▸ Assignment:
Look over the material for the string "right". Copy every line where it turns up.

═══ Recorded data

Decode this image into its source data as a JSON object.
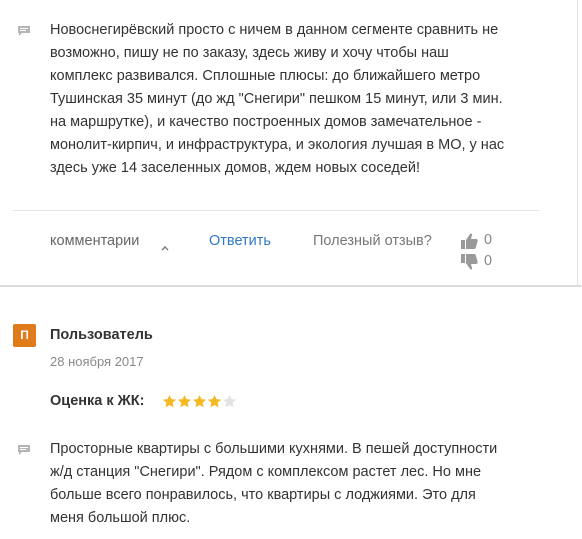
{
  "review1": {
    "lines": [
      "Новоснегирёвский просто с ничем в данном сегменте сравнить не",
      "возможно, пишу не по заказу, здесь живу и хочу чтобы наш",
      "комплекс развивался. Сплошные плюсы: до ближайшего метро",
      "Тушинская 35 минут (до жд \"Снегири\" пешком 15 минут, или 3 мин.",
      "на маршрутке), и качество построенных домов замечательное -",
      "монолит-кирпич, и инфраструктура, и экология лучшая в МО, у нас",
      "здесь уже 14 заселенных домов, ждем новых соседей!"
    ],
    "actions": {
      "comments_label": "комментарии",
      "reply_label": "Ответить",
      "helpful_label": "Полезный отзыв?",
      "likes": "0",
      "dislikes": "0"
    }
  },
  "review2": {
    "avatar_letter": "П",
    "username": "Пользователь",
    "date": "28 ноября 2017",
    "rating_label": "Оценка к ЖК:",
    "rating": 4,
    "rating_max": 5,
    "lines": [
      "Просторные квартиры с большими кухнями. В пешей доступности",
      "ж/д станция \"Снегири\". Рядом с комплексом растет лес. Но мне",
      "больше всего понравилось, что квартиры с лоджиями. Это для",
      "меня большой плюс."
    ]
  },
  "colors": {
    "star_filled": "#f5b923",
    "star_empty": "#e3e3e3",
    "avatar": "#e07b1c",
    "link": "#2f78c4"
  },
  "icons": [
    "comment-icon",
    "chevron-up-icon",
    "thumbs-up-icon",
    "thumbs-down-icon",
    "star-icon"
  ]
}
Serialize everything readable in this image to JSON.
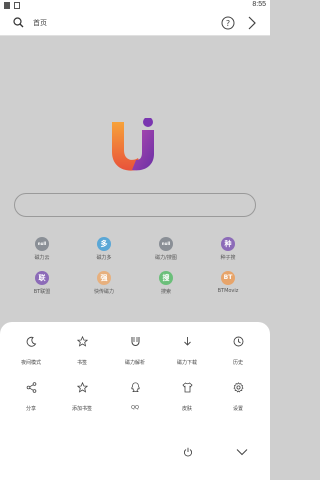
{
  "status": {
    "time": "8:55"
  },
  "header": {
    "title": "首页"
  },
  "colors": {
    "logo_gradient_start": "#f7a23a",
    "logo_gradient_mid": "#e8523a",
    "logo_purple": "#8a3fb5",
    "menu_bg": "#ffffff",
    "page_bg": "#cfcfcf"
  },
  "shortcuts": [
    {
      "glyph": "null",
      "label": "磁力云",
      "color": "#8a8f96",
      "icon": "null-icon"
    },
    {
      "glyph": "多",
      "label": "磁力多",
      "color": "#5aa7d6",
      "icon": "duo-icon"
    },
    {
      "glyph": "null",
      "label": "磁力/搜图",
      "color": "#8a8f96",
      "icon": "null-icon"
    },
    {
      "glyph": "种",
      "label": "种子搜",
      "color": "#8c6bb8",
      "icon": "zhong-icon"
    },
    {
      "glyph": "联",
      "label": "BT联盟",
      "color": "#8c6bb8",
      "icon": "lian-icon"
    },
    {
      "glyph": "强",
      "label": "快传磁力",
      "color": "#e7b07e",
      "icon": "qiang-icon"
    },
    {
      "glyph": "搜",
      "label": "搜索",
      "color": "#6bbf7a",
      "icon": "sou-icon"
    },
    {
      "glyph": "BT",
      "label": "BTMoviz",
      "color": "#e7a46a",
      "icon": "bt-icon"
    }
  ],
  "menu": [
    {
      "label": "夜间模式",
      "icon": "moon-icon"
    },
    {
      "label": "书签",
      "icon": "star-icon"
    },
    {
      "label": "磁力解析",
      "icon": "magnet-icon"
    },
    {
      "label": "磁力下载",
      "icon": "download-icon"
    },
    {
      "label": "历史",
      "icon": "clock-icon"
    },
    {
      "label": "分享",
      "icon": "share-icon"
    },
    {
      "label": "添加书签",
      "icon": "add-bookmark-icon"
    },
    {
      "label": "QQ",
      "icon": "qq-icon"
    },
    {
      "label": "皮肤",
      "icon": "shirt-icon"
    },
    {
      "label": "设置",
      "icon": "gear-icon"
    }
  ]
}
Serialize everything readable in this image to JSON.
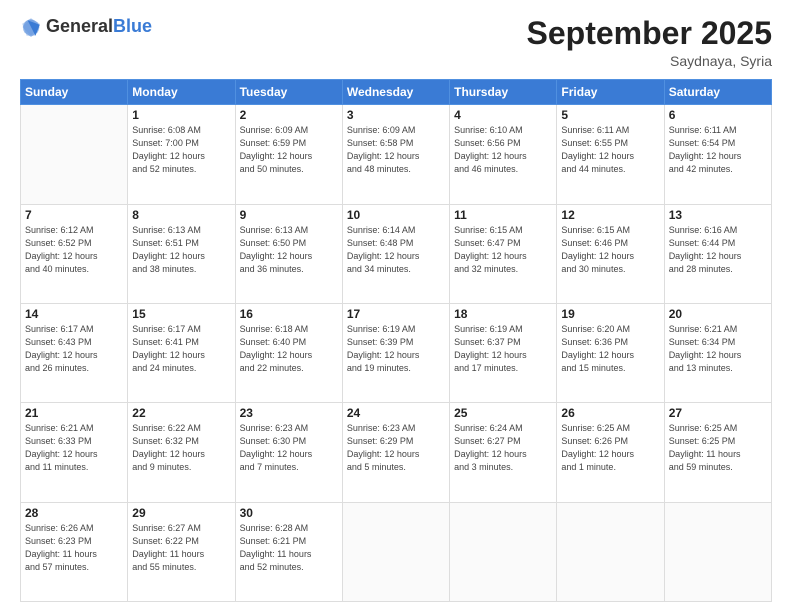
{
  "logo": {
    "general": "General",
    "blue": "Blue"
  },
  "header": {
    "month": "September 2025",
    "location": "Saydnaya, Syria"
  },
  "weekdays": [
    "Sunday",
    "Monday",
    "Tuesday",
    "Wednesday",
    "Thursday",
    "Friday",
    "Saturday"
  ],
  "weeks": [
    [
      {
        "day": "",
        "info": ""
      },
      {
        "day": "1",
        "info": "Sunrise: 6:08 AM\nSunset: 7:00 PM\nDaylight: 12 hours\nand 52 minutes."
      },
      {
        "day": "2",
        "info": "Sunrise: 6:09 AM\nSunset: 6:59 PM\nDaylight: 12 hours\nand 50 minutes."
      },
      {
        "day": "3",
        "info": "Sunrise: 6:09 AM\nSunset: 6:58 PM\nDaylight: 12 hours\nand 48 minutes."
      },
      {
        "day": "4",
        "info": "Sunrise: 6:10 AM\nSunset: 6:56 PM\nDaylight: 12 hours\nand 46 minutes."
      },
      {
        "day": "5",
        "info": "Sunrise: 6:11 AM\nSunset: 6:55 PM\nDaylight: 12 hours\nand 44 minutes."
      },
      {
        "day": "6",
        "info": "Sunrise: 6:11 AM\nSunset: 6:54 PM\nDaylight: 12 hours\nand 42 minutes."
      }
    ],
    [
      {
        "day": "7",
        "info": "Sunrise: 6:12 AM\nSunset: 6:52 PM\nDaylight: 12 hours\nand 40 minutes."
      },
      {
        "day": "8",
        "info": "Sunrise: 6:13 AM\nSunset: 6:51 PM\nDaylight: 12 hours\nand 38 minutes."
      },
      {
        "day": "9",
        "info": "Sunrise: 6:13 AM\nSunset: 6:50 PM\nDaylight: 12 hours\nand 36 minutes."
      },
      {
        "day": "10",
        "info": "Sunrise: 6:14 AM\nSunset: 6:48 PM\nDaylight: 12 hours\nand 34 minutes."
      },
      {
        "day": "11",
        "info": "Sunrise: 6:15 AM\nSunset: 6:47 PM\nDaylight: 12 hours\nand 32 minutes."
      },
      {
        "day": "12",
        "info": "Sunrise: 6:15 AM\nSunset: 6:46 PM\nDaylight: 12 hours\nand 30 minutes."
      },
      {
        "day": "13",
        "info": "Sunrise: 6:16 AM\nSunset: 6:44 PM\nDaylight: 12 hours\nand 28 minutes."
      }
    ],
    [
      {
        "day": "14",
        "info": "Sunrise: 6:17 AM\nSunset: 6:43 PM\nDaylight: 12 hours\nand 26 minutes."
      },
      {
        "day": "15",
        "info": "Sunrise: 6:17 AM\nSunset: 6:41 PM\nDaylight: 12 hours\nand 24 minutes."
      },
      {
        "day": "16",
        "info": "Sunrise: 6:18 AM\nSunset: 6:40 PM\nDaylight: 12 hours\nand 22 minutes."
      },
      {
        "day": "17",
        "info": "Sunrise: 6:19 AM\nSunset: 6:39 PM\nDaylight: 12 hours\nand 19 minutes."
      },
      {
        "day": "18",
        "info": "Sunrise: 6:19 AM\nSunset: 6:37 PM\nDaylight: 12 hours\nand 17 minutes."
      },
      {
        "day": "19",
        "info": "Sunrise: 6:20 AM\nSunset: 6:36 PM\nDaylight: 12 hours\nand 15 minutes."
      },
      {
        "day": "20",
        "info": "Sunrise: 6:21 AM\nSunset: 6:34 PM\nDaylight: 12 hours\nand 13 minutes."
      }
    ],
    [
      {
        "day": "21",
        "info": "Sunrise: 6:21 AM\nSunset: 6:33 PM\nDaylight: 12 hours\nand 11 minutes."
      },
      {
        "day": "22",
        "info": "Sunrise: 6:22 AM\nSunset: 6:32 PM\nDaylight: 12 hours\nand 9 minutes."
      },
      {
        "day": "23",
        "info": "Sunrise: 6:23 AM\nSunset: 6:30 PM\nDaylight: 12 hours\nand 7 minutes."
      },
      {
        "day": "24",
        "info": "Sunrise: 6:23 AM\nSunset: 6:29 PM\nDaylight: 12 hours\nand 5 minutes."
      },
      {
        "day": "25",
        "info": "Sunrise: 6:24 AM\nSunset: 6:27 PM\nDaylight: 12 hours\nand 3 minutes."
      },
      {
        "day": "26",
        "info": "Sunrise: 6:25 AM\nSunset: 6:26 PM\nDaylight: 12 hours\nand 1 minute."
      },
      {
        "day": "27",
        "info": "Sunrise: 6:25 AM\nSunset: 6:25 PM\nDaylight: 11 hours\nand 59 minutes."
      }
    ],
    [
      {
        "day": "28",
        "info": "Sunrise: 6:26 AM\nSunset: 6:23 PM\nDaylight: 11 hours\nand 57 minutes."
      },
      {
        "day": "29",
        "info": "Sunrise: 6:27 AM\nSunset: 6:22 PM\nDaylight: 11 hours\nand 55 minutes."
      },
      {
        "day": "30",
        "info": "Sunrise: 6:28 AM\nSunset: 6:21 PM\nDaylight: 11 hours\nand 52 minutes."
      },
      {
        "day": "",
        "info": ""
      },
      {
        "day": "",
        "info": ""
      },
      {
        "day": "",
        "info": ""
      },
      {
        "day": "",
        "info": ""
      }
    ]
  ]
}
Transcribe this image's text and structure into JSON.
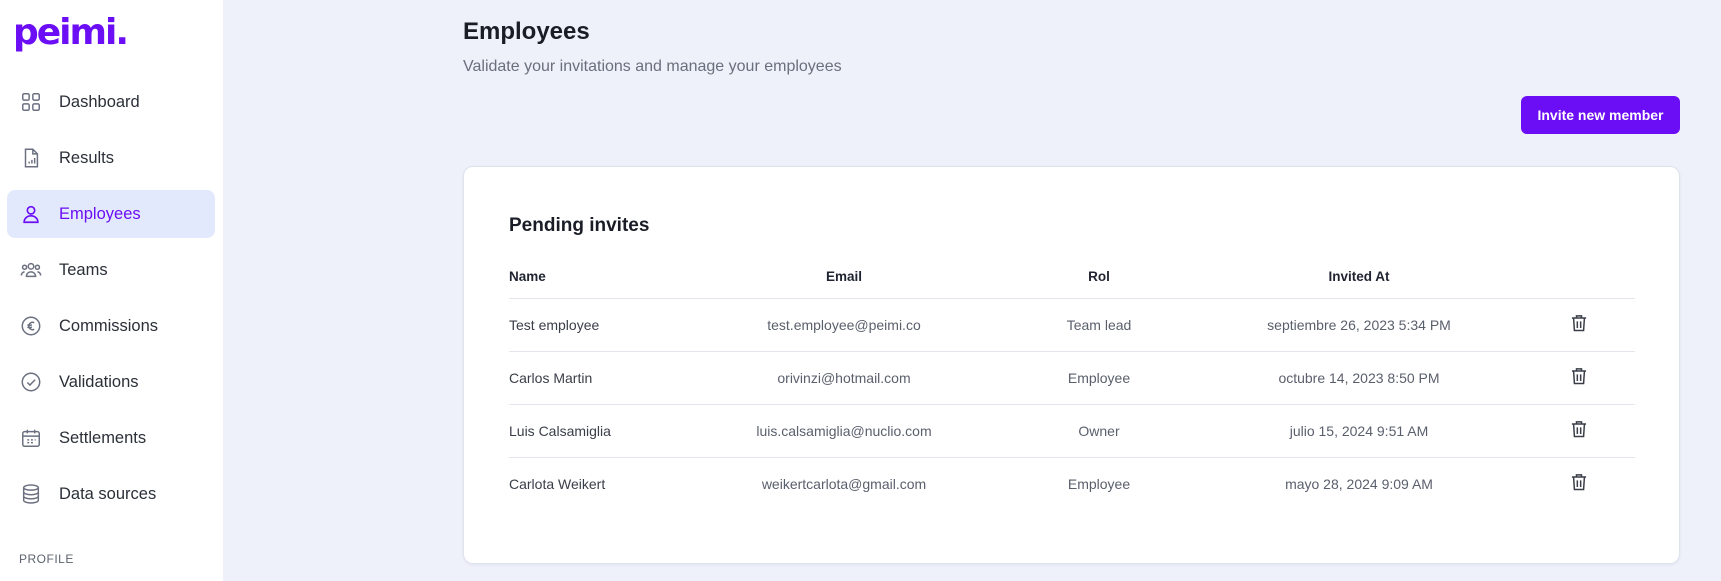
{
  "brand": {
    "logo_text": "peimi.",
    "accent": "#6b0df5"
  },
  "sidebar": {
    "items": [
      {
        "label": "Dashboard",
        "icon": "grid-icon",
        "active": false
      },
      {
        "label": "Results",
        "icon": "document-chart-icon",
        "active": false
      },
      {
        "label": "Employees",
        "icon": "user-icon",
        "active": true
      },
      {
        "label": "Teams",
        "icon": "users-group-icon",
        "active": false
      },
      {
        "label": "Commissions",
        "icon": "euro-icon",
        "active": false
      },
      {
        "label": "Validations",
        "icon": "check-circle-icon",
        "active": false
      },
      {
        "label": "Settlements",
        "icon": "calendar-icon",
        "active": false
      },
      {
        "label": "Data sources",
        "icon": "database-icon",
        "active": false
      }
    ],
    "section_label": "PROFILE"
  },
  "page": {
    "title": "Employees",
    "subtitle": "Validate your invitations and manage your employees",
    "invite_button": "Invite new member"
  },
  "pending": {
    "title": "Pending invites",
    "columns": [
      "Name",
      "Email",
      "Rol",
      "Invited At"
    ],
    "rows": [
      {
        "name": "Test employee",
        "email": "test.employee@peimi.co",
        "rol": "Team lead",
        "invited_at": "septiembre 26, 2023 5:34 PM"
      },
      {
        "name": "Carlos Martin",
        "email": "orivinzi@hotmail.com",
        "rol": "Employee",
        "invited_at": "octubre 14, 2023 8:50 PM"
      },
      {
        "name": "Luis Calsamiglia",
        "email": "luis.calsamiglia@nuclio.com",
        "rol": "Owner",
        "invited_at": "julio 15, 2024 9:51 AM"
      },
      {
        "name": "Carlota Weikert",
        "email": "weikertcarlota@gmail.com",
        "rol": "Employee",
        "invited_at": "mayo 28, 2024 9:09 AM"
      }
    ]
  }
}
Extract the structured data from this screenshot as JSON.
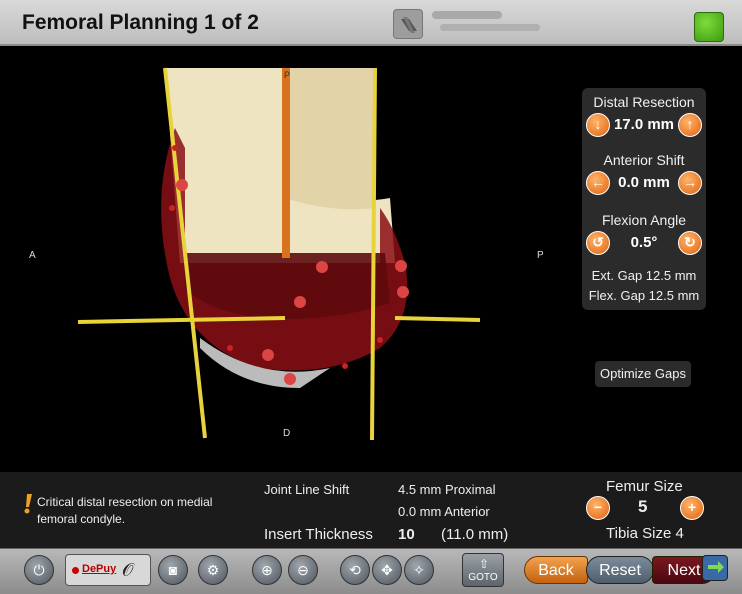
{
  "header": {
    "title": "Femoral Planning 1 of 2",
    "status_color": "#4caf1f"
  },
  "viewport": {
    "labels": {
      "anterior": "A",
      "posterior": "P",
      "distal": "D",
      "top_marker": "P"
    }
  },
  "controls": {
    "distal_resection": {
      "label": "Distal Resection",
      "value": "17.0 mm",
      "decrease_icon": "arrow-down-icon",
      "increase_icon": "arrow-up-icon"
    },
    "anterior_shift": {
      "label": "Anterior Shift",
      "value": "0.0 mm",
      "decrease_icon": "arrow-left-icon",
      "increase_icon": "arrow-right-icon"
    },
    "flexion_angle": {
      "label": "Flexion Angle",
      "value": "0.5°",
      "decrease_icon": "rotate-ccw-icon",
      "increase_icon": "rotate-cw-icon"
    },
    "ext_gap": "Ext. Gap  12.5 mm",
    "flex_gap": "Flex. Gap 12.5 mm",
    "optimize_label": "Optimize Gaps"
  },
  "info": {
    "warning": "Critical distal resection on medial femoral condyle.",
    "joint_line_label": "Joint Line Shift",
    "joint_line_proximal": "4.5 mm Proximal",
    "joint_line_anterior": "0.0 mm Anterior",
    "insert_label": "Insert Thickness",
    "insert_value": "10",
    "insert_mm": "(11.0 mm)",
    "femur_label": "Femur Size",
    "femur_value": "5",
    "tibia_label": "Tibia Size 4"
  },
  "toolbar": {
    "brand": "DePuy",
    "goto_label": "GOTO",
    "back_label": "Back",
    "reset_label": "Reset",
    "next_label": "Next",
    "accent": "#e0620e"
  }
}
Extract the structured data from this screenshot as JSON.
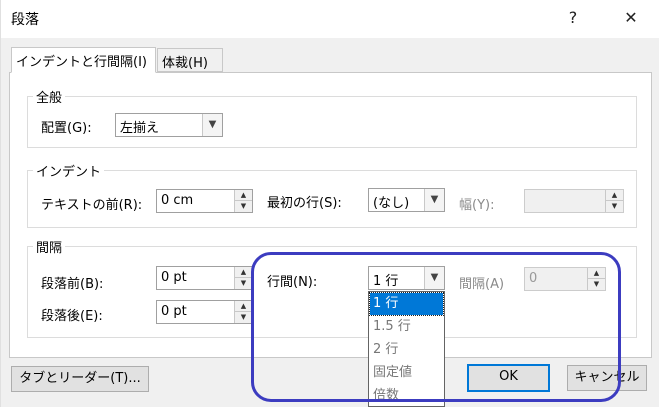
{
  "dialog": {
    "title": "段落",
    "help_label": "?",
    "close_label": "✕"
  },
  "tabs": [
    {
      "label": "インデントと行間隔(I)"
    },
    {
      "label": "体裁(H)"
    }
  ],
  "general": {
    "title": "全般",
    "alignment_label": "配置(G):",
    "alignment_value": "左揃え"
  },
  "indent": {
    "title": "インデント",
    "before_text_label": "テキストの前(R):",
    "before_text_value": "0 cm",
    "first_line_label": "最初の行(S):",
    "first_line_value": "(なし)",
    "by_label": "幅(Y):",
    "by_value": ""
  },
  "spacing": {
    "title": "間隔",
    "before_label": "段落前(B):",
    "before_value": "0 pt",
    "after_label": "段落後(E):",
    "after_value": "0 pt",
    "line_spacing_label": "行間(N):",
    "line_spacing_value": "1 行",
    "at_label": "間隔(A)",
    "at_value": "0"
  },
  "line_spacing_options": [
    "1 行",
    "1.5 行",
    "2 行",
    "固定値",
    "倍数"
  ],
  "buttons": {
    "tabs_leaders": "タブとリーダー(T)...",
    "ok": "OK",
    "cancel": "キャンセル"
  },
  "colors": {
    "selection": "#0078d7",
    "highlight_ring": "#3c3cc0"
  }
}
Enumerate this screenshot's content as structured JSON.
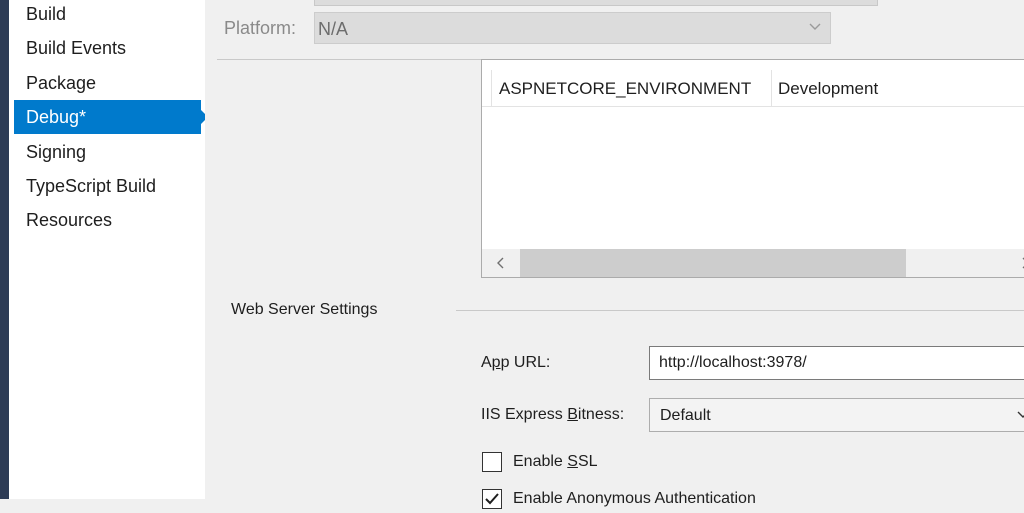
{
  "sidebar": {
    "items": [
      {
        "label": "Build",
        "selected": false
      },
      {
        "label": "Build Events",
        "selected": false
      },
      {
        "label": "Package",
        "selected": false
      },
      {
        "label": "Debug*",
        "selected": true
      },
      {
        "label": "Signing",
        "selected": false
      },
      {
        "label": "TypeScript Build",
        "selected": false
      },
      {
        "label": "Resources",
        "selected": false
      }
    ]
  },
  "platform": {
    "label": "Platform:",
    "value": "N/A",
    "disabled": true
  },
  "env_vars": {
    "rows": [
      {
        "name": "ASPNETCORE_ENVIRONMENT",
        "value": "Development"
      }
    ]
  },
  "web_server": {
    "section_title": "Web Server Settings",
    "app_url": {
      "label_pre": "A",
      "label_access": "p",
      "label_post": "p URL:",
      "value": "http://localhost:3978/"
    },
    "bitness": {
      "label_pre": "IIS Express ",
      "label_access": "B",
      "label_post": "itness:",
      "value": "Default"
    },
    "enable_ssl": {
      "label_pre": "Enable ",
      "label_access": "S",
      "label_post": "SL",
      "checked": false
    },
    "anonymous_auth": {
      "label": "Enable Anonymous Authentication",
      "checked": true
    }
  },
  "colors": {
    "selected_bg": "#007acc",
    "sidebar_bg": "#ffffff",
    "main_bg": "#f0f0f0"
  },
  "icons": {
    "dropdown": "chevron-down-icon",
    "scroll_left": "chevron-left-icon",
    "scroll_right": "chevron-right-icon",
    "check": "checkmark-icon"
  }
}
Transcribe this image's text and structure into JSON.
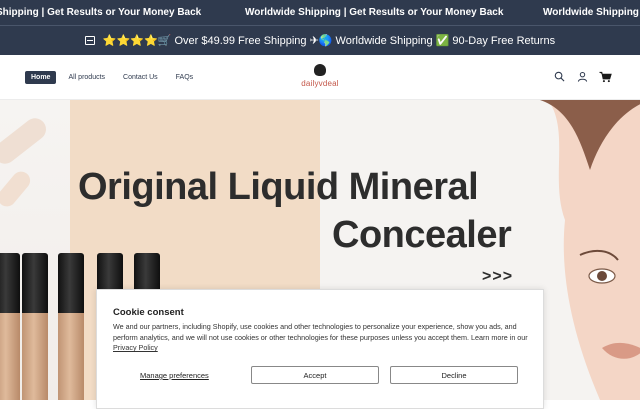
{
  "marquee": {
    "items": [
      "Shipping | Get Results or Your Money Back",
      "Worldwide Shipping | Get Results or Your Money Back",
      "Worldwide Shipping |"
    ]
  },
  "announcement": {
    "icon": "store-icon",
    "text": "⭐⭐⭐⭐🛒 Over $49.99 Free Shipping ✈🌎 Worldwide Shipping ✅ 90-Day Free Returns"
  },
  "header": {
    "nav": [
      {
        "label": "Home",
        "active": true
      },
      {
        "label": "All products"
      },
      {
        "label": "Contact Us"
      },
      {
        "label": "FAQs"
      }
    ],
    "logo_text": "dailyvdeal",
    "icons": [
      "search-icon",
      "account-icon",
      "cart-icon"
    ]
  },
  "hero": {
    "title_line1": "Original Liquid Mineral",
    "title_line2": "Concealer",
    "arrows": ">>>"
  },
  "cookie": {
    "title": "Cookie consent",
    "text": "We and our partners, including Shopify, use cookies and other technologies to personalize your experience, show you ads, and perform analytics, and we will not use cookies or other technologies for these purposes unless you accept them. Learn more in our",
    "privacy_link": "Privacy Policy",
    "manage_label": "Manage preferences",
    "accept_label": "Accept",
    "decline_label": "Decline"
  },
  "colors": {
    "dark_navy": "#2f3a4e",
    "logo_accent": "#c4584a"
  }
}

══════

▸ Written solution:
      "increase_icon": "arrow-right-icon"
    "scroll_right": "chevron-right-icon",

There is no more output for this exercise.